This week’s Medal of Honor hero was another of the great warriors, who braved the Frozen Chosin, that bleak December in 1950, after the Chinese People Liberation Army joined the North Koreans and trapped our forces as they pressed to secure clear the Korean peninsula of the Communists once and for all. Although surrounded by PLA forces, the Americans and South Koreans were able to break out and make their way back to friendly lines in order and reasonable intact. For the Americans it was like Dunkirk and of the nearly 20,000 casualties, some 7,000 were from the cold weather.

In the midst of all the combat, Hudner saw a fellow fighter pilot go down behind enemy lines–and crashed his own plane next to the crash to save Ensign Jesse L. Brown, the Navy’s first African American pilot. Brown died of his wounds. But, the remarkable lengths Hudner, then just a 26-year-old, took to save Brown’s life raised to bar for all of us.


 Thomas J. Hudner Jr.

Rank: Lieutenant (j.g.)  Organization: U.S. Navy, pilot in Fighter Squadron 32, attached to U.S.S. Leyte.  Place and date: Chosin Reservoir area of Korea, Dec. 4, 1950.  Entered service at: Fall River, Mass.  Birth: 1924, Fall River, Mass.

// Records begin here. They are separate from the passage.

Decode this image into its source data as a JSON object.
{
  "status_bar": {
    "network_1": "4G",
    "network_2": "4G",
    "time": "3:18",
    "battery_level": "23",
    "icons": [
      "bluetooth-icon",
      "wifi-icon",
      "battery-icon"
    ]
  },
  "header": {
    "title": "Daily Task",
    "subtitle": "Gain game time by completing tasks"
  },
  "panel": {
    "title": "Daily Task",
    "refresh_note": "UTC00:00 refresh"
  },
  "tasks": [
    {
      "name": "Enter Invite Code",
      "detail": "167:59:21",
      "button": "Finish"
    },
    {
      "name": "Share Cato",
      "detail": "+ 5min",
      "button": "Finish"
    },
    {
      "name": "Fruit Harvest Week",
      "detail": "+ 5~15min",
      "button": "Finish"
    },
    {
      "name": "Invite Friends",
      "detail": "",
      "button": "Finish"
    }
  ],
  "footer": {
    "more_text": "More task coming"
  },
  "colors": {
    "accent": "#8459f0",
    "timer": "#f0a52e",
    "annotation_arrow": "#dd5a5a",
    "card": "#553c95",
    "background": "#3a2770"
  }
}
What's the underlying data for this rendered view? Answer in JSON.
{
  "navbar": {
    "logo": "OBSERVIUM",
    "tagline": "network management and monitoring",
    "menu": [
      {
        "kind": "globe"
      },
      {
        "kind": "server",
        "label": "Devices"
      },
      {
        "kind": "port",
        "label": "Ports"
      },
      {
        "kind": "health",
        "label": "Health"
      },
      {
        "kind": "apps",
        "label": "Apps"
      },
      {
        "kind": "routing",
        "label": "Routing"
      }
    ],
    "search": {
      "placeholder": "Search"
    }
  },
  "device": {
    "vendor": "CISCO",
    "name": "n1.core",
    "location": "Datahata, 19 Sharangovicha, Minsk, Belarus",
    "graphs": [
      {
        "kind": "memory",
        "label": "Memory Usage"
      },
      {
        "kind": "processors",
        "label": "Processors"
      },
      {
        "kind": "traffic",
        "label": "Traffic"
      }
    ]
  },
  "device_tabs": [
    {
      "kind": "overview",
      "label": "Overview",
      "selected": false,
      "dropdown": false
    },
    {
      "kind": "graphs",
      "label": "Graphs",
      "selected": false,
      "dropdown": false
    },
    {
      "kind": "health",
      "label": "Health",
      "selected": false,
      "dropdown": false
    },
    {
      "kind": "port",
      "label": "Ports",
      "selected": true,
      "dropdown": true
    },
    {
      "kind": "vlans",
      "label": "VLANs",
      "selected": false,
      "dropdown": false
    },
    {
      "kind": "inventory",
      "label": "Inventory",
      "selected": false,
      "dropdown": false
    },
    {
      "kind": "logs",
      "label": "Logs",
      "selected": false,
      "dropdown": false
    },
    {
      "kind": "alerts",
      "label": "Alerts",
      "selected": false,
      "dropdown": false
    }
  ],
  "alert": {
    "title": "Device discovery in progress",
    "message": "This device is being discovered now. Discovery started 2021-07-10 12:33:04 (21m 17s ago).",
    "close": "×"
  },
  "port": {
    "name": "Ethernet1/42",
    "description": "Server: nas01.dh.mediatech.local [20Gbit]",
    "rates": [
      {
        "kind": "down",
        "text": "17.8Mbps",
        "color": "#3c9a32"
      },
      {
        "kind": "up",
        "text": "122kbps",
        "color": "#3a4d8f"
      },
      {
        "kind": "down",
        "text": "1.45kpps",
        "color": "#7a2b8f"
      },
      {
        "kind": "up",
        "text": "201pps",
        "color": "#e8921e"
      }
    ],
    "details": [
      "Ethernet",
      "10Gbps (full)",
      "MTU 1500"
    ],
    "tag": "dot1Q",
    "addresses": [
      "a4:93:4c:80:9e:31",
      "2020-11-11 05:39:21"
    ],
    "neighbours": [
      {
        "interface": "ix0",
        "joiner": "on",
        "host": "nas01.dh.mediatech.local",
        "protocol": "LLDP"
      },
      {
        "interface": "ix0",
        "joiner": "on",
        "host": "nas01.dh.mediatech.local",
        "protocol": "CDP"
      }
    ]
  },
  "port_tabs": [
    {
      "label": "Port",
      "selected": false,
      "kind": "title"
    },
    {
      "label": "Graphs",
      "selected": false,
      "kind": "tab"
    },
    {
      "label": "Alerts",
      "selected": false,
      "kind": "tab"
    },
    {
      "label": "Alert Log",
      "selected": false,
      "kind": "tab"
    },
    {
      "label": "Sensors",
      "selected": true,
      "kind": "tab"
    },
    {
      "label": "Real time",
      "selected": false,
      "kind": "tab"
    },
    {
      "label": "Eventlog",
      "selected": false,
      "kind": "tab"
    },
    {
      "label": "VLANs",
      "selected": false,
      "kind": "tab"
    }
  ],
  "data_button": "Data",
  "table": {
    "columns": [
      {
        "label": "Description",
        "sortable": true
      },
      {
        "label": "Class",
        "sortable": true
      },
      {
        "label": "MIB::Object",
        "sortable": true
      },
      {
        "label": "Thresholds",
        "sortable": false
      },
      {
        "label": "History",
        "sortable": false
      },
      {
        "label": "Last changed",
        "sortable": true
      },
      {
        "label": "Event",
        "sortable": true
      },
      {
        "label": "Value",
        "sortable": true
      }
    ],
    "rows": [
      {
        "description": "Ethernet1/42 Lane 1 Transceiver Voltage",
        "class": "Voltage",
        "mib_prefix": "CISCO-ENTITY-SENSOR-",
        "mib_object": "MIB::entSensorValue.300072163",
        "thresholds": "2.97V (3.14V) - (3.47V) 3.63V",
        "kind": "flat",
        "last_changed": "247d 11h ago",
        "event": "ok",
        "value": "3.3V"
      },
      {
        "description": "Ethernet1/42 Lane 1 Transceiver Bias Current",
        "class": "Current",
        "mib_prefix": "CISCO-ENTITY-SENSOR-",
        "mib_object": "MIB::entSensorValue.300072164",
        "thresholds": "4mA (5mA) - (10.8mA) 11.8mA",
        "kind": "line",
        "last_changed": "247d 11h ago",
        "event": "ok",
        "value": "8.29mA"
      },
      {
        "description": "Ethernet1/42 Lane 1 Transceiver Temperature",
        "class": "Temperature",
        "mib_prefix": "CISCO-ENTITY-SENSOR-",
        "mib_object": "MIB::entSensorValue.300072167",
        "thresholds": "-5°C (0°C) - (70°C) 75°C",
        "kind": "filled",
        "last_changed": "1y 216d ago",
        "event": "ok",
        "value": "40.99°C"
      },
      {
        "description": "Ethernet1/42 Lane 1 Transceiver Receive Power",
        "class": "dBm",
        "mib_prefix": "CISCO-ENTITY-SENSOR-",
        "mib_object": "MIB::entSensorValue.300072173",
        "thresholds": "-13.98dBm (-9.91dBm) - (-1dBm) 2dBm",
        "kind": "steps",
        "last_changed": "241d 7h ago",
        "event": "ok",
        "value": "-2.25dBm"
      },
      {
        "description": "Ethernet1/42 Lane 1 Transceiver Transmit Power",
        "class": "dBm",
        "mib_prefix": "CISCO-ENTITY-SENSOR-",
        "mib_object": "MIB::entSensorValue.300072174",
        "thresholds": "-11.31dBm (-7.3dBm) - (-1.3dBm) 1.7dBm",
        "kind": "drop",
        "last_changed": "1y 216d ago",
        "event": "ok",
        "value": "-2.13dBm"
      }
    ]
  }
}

Citation: For conspicuous gallantry and intrepidity at the risk of his life above and beyond the call of duty as a pilot in Fighter Squadron 32, while attempting to rescue a squadron mate whose plane struck by antiaircraft fire and trailing smoke, was forced down behind enemy lines. Quickly maneuvering to circle the downed pilot and protect him from enemy troops infesting the area, Lieutenant (j.g.) Hudner risked his life to save the injured flier who was trapped alive in the burning wreckage. Fully aware of the extreme danger in landing on the rough mountainous terrain and the scant hope of escape or survival in subzero temperature, he put his plane down skillfully in a deliberate wheels-up landing in the presence of enemy troops. With his bare hands, he packed the fuselage with snow to keep the flames away from the pilot and struggled to pull him free. Unsuccessful in this, he returned to his crashed aircraft and radioed other airborne planes, requesting that a helicopter be dispatched with an ax and fire extinguisher. He then remained on the spot despite the continuing danger from enemy action and, with the assistance of the rescue pilot, renewed a desperate but unavailing battle against time, cold, and flames. Lieutenant. (j.g.) Hudner’s exceptionally valiant action and selfless devotion to a shipmate sustain and enhance the highest traditions of the U.S. Naval Service.